Repeat the following entries exactly, excluding pictures.

[Start of Attachment]

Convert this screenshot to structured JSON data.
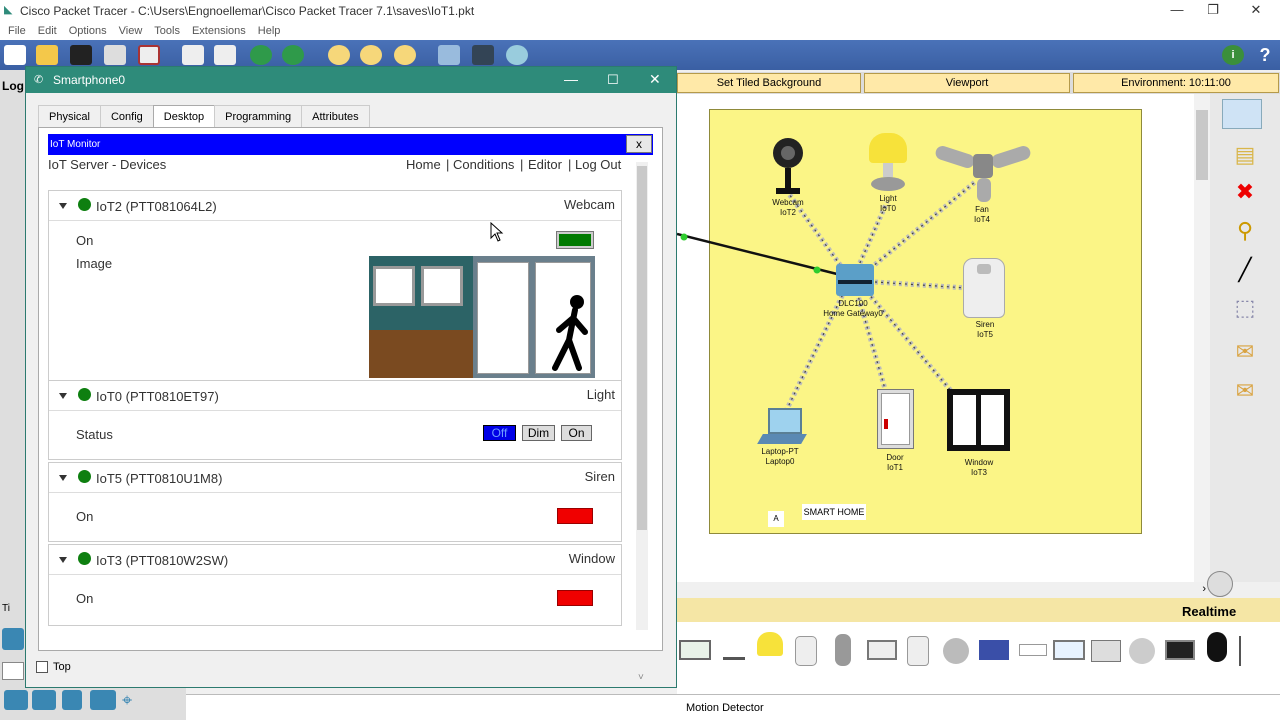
{
  "app": {
    "title": "Cisco Packet Tracer - C:\\Users\\Engnoellemar\\Cisco Packet Tracer 7.1\\saves\\IoT1.pkt",
    "minimize": "—",
    "restore": "❐",
    "close": "✕"
  },
  "menu": [
    "File",
    "Edit",
    "Options",
    "View",
    "Tools",
    "Extensions",
    "Help"
  ],
  "workspace": {
    "buttons": [
      "Set Tiled Background",
      "Viewport",
      "Environment: 10:11:00"
    ],
    "left_label": "Log"
  },
  "topology": {
    "devices": [
      {
        "id": "webcam",
        "line1": "Webcam",
        "line2": "IoT2"
      },
      {
        "id": "light",
        "line1": "Light",
        "line2": "IoT0"
      },
      {
        "id": "fan",
        "line1": "Fan",
        "line2": "IoT4"
      },
      {
        "id": "gateway",
        "line1": "DLC100",
        "line2": "Home Gateway0"
      },
      {
        "id": "siren",
        "line1": "Siren",
        "line2": "IoT5"
      },
      {
        "id": "laptop",
        "line1": "Laptop-PT",
        "line2": "Laptop0"
      },
      {
        "id": "door",
        "line1": "Door",
        "line2": "IoT1"
      },
      {
        "id": "window",
        "line1": "Window",
        "line2": "IoT3"
      }
    ],
    "note_a": "A",
    "note_smart": "SMART HOME"
  },
  "bottom": {
    "mode": "Realtime",
    "status": "Motion Detector",
    "left_label": "Ti"
  },
  "dialog": {
    "title": "Smartphone0",
    "tabs": [
      "Physical",
      "Config",
      "Desktop",
      "Programming",
      "Attributes"
    ],
    "active_tab": "Desktop",
    "top_checkbox_label": "Top",
    "iot_monitor": {
      "header": "IoT Monitor",
      "close": "x",
      "subtitle": "IoT Server - Devices",
      "nav": [
        "Home",
        "Conditions",
        "Editor",
        "Log Out"
      ],
      "separator": "|",
      "devices": [
        {
          "name": "IoT2 (PTT081064L2)",
          "type": "Webcam",
          "rows": [
            "On",
            "Image"
          ]
        },
        {
          "name": "IoT0 (PTT0810ET97)",
          "type": "Light",
          "rows": [
            "Status"
          ],
          "buttons": [
            "Off",
            "Dim",
            "On"
          ]
        },
        {
          "name": "IoT5 (PTT0810U1M8)",
          "type": "Siren",
          "rows": [
            "On"
          ]
        },
        {
          "name": "IoT3 (PTT0810W2SW)",
          "type": "Window",
          "rows": [
            "On"
          ]
        }
      ]
    }
  },
  "colors": {
    "dialog_title": "#2e8b7a",
    "iot_header": "#0000ff",
    "status_on": "#007a00",
    "status_off": "#f00000",
    "smart_home_bg": "#fbf586",
    "toolbar": "#3f66ab"
  }
}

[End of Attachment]

■ **Response to the task**
Convert this screenshot to structured JSON data.
{
  "app": {
    "title": "Cisco Packet Tracer - C:\\Users\\Engnoellemar\\Cisco Packet Tracer 7.1\\saves\\IoT1.pkt",
    "minimize": "—",
    "restore": "❐",
    "close": "✕"
  },
  "menu": [
    "File",
    "Edit",
    "Options",
    "View",
    "Tools",
    "Extensions",
    "Help"
  ],
  "workspace": {
    "buttons": [
      "Set Tiled Background",
      "Viewport",
      "Environment: 10:11:00"
    ],
    "left_label": "Log"
  },
  "topology": {
    "devices": [
      {
        "id": "webcam",
        "line1": "Webcam",
        "line2": "IoT2"
      },
      {
        "id": "light",
        "line1": "Light",
        "line2": "IoT0"
      },
      {
        "id": "fan",
        "line1": "Fan",
        "line2": "IoT4"
      },
      {
        "id": "gateway",
        "line1": "DLC100",
        "line2": "Home Gateway0"
      },
      {
        "id": "siren",
        "line1": "Siren",
        "line2": "IoT5"
      },
      {
        "id": "laptop",
        "line1": "Laptop-PT",
        "line2": "Laptop0"
      },
      {
        "id": "door",
        "line1": "Door",
        "line2": "IoT1"
      },
      {
        "id": "window",
        "line1": "Window",
        "line2": "IoT3"
      }
    ],
    "note_a": "A",
    "note_smart": "SMART HOME"
  },
  "bottom": {
    "mode": "Realtime",
    "status": "Motion Detector",
    "left_label": "Ti"
  },
  "dialog": {
    "title": "Smartphone0",
    "tabs": [
      "Physical",
      "Config",
      "Desktop",
      "Programming",
      "Attributes"
    ],
    "active_tab": "Desktop",
    "top_checkbox_label": "Top",
    "iot_monitor": {
      "header": "IoT Monitor",
      "close": "x",
      "subtitle": "IoT Server - Devices",
      "nav": [
        "Home",
        "Conditions",
        "Editor",
        "Log Out"
      ],
      "separator": "|",
      "devices": [
        {
          "name": "IoT2 (PTT081064L2)",
          "type": "Webcam",
          "rows": [
            "On",
            "Image"
          ]
        },
        {
          "name": "IoT0 (PTT0810ET97)",
          "type": "Light",
          "rows": [
            "Status"
          ],
          "buttons": [
            "Off",
            "Dim",
            "On"
          ]
        },
        {
          "name": "IoT5 (PTT0810U1M8)",
          "type": "Siren",
          "rows": [
            "On"
          ]
        },
        {
          "name": "IoT3 (PTT0810W2SW)",
          "type": "Window",
          "rows": [
            "On"
          ]
        }
      ]
    }
  },
  "colors": {
    "dialog_title": "#2e8b7a",
    "iot_header": "#0000ff",
    "status_on": "#007a00",
    "status_off": "#f00000",
    "smart_home_bg": "#fbf586",
    "toolbar": "#3f66ab"
  }
}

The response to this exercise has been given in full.